Top of THE DATA

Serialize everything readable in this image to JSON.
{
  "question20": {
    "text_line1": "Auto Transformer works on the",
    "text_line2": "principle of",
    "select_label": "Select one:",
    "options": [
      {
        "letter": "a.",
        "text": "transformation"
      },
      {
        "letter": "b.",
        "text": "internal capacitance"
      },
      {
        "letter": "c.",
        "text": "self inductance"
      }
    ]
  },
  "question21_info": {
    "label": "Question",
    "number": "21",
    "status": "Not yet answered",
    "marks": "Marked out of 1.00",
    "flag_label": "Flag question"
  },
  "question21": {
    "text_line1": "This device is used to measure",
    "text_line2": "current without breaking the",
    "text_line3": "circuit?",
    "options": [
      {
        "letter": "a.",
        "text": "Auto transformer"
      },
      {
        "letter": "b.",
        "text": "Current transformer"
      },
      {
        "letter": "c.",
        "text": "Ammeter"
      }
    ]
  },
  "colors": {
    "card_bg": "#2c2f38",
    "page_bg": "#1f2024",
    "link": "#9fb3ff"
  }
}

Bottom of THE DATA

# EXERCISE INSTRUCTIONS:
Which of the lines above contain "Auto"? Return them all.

# WRITTEN ANSWER:
    "text_line1": "Auto Transformer works on the",
        "text": "Auto transformer"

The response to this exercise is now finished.